(Stored records)
--- START ---

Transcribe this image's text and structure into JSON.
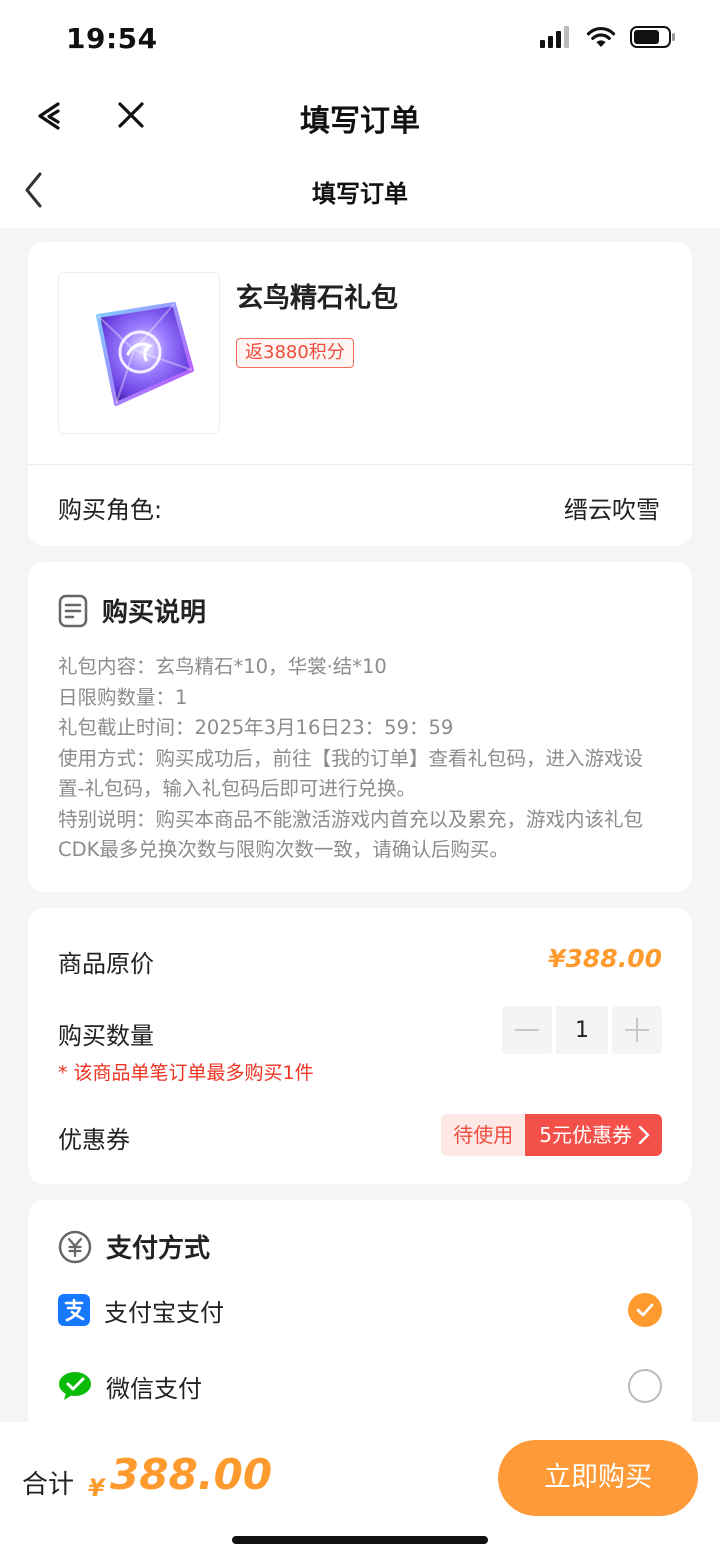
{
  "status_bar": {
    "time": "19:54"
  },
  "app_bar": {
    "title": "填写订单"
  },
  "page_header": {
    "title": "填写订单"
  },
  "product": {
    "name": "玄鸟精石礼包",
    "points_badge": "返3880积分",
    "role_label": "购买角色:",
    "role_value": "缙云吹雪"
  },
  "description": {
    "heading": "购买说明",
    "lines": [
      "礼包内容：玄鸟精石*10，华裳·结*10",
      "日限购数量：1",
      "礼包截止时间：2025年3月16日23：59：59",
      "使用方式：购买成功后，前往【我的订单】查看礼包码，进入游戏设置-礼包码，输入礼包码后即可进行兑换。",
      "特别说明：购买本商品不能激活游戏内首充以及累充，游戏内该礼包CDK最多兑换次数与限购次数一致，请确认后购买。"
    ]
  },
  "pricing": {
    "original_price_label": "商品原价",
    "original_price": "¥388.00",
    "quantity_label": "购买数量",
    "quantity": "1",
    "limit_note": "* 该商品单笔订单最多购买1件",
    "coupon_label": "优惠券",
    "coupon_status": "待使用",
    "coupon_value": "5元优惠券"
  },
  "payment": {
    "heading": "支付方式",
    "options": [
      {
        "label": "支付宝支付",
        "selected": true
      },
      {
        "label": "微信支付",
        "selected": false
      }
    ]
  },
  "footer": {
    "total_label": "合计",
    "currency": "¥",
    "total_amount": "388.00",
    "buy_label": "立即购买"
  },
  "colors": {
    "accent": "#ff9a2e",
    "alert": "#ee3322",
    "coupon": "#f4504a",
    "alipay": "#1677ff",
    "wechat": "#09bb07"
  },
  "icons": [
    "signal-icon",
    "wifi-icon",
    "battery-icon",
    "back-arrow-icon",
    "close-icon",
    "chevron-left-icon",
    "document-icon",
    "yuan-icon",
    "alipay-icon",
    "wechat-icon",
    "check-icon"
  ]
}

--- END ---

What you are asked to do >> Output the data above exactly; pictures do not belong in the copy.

Answer space >>
Transcribe this image's text and structure into JSON.
{
  "status_bar": {
    "time": "19:54"
  },
  "app_bar": {
    "title": "填写订单"
  },
  "page_header": {
    "title": "填写订单"
  },
  "product": {
    "name": "玄鸟精石礼包",
    "points_badge": "返3880积分",
    "role_label": "购买角色:",
    "role_value": "缙云吹雪"
  },
  "description": {
    "heading": "购买说明",
    "lines": [
      "礼包内容：玄鸟精石*10，华裳·结*10",
      "日限购数量：1",
      "礼包截止时间：2025年3月16日23：59：59",
      "使用方式：购买成功后，前往【我的订单】查看礼包码，进入游戏设置-礼包码，输入礼包码后即可进行兑换。",
      "特别说明：购买本商品不能激活游戏内首充以及累充，游戏内该礼包CDK最多兑换次数与限购次数一致，请确认后购买。"
    ]
  },
  "pricing": {
    "original_price_label": "商品原价",
    "original_price": "¥388.00",
    "quantity_label": "购买数量",
    "quantity": "1",
    "limit_note": "* 该商品单笔订单最多购买1件",
    "coupon_label": "优惠券",
    "coupon_status": "待使用",
    "coupon_value": "5元优惠券"
  },
  "payment": {
    "heading": "支付方式",
    "options": [
      {
        "label": "支付宝支付",
        "selected": true
      },
      {
        "label": "微信支付",
        "selected": false
      }
    ]
  },
  "footer": {
    "total_label": "合计",
    "currency": "¥",
    "total_amount": "388.00",
    "buy_label": "立即购买"
  },
  "colors": {
    "accent": "#ff9a2e",
    "alert": "#ee3322",
    "coupon": "#f4504a",
    "alipay": "#1677ff",
    "wechat": "#09bb07"
  },
  "icons": [
    "signal-icon",
    "wifi-icon",
    "battery-icon",
    "back-arrow-icon",
    "close-icon",
    "chevron-left-icon",
    "document-icon",
    "yuan-icon",
    "alipay-icon",
    "wechat-icon",
    "check-icon"
  ]
}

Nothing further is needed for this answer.